(PROVIDED DATA Opens)

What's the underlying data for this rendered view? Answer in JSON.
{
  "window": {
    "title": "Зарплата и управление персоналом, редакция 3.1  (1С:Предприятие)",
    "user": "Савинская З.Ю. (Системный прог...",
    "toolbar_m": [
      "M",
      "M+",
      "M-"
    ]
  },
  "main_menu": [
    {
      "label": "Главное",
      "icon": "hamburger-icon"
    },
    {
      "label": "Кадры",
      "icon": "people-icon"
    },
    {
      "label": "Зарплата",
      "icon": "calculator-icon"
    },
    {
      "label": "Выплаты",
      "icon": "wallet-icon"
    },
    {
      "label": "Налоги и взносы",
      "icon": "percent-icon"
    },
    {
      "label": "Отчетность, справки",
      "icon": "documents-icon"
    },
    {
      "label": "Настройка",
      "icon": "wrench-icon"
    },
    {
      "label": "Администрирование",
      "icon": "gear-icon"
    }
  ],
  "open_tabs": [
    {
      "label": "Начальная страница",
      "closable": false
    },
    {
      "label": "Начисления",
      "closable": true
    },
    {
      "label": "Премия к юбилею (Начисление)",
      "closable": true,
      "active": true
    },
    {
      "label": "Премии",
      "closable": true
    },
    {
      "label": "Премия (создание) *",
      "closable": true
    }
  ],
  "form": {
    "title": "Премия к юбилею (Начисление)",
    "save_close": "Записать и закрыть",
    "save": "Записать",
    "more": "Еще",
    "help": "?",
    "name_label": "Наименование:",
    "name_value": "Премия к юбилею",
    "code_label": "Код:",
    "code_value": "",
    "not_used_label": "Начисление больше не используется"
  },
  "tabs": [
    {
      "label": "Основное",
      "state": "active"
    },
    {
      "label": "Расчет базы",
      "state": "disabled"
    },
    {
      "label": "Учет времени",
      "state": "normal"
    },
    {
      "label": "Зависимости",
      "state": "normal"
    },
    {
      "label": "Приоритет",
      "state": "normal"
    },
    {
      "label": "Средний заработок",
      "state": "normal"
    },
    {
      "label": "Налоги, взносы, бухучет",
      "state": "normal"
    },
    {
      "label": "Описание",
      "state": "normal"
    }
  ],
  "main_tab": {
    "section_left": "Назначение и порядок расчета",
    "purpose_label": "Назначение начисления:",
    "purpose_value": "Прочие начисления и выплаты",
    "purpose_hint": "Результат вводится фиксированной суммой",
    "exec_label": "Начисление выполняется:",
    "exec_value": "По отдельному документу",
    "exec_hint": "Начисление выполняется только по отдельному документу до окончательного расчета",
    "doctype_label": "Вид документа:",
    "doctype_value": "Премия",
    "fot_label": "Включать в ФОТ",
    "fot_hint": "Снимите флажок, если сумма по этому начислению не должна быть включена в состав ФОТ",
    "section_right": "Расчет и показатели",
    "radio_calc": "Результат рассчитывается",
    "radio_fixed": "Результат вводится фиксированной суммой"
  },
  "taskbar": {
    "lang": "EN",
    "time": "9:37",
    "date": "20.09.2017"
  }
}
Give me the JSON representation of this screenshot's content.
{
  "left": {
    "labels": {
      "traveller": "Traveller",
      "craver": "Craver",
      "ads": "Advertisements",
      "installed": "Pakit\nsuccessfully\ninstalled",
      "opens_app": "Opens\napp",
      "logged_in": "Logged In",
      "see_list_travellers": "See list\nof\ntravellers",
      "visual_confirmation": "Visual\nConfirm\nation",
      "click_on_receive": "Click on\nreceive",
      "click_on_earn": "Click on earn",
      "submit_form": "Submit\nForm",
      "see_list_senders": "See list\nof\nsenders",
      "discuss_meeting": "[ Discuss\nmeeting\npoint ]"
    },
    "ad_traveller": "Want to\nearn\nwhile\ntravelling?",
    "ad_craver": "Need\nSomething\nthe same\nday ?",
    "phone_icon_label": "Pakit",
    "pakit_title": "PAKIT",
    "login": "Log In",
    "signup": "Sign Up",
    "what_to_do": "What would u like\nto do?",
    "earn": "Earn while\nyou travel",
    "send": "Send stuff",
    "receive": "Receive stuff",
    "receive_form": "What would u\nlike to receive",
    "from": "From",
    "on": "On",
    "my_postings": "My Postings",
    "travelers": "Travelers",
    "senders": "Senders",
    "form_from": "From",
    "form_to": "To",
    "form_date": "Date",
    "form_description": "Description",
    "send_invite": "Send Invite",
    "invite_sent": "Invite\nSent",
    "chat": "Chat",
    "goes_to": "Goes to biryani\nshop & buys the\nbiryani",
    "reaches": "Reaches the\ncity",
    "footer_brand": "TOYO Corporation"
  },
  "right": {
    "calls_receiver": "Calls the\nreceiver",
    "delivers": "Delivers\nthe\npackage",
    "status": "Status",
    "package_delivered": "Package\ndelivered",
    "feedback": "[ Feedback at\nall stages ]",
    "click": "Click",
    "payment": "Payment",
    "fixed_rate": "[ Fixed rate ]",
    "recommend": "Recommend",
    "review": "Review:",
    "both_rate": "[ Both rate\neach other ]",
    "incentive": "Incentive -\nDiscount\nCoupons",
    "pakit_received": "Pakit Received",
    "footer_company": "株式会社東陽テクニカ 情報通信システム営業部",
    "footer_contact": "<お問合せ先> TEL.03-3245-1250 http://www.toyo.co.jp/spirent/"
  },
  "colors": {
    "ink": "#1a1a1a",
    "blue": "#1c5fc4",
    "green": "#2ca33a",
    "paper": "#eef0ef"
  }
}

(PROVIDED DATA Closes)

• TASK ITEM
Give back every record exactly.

• WRITTEN SOLUTION
What's the underlying data for this rendered view? Answer in JSON.
{
  "window": {
    "title": "Зарплата и управление персоналом, редакция 3.1  (1С:Предприятие)",
    "user": "Савинская З.Ю. (Системный прог...",
    "toolbar_m": [
      "M",
      "M+",
      "M-"
    ]
  },
  "main_menu": [
    {
      "label": "Главное",
      "icon": "hamburger-icon"
    },
    {
      "label": "Кадры",
      "icon": "people-icon"
    },
    {
      "label": "Зарплата",
      "icon": "calculator-icon"
    },
    {
      "label": "Выплаты",
      "icon": "wallet-icon"
    },
    {
      "label": "Налоги и взносы",
      "icon": "percent-icon"
    },
    {
      "label": "Отчетность, справки",
      "icon": "documents-icon"
    },
    {
      "label": "Настройка",
      "icon": "wrench-icon"
    },
    {
      "label": "Администрирование",
      "icon": "gear-icon"
    }
  ],
  "open_tabs": [
    {
      "label": "Начальная страница",
      "closable": false
    },
    {
      "label": "Начисления",
      "closable": true
    },
    {
      "label": "Премия к юбилею (Начисление)",
      "closable": true,
      "active": true
    },
    {
      "label": "Премии",
      "closable": true
    },
    {
      "label": "Премия (создание) *",
      "closable": true
    }
  ],
  "form": {
    "title": "Премия к юбилею (Начисление)",
    "save_close": "Записать и закрыть",
    "save": "Записать",
    "more": "Еще",
    "help": "?",
    "name_label": "Наименование:",
    "name_value": "Премия к юбилею",
    "code_label": "Код:",
    "code_value": "",
    "not_used_label": "Начисление больше не используется"
  },
  "tabs": [
    {
      "label": "Основное",
      "state": "active"
    },
    {
      "label": "Расчет базы",
      "state": "disabled"
    },
    {
      "label": "Учет времени",
      "state": "normal"
    },
    {
      "label": "Зависимости",
      "state": "normal"
    },
    {
      "label": "Приоритет",
      "state": "normal"
    },
    {
      "label": "Средний заработок",
      "state": "normal"
    },
    {
      "label": "Налоги, взносы, бухучет",
      "state": "normal"
    },
    {
      "label": "Описание",
      "state": "normal"
    }
  ],
  "main_tab": {
    "section_left": "Назначение и порядок расчета",
    "purpose_label": "Назначение начисления:",
    "purpose_value": "Прочие начисления и выплаты",
    "purpose_hint": "Результат вводится фиксированной суммой",
    "exec_label": "Начисление выполняется:",
    "exec_value": "По отдельному документу",
    "exec_hint": "Начисление выполняется только по отдельному документу до окончательного расчета",
    "doctype_label": "Вид документа:",
    "doctype_value": "Премия",
    "fot_label": "Включать в ФОТ",
    "fot_hint": "Снимите флажок, если сумма по этому начислению не должна быть включена в состав ФОТ",
    "section_right": "Расчет и показатели",
    "radio_calc": "Результат рассчитывается",
    "radio_fixed": "Результат вводится фиксированной суммой"
  },
  "taskbar": {
    "lang": "EN",
    "time": "9:37",
    "date": "20.09.2017"
  }
}
Give me the JSON representation of this screenshot's content.
{
  "left": {
    "labels": {
      "traveller": "Traveller",
      "craver": "Craver",
      "ads": "Advertisements",
      "installed": "Pakit\nsuccessfully\ninstalled",
      "opens_app": "Opens\napp",
      "logged_in": "Logged In",
      "see_list_travellers": "See list\nof\ntravellers",
      "visual_confirmation": "Visual\nConfirm\nation",
      "click_on_receive": "Click on\nreceive",
      "click_on_earn": "Click on earn",
      "submit_form": "Submit\nForm",
      "see_list_senders": "See list\nof\nsenders",
      "discuss_meeting": "[ Discuss\nmeeting\npoint ]"
    },
    "ad_traveller": "Want to\nearn\nwhile\ntravelling?",
    "ad_craver": "Need\nSomething\nthe same\nday ?",
    "phone_icon_label": "Pakit",
    "pakit_title": "PAKIT",
    "login": "Log In",
    "signup": "Sign Up",
    "what_to_do": "What would u like\nto do?",
    "earn": "Earn while\nyou travel",
    "send": "Send stuff",
    "receive": "Receive stuff",
    "receive_form": "What would u\nlike to receive",
    "from": "From",
    "on": "On",
    "my_postings": "My Postings",
    "travelers": "Travelers",
    "senders": "Senders",
    "form_from": "From",
    "form_to": "To",
    "form_date": "Date",
    "form_description": "Description",
    "send_invite": "Send Invite",
    "invite_sent": "Invite\nSent",
    "chat": "Chat",
    "goes_to": "Goes to biryani\nshop & buys the\nbiryani",
    "reaches": "Reaches the\ncity",
    "footer_brand": "TOYO Corporation"
  },
  "right": {
    "calls_receiver": "Calls the\nreceiver",
    "delivers": "Delivers\nthe\npackage",
    "status": "Status",
    "package_delivered": "Package\ndelivered",
    "feedback": "[ Feedback at\nall stages ]",
    "click": "Click",
    "payment": "Payment",
    "fixed_rate": "[ Fixed rate ]",
    "recommend": "Recommend",
    "review": "Review:",
    "both_rate": "[ Both rate\neach other ]",
    "incentive": "Incentive -\nDiscount\nCoupons",
    "pakit_received": "Pakit Received",
    "footer_company": "株式会社東陽テクニカ 情報通信システム営業部",
    "footer_contact": "<お問合せ先> TEL.03-3245-1250 http://www.toyo.co.jp/spirent/"
  },
  "colors": {
    "ink": "#1a1a1a",
    "blue": "#1c5fc4",
    "green": "#2ca33a",
    "paper": "#eef0ef"
  }
}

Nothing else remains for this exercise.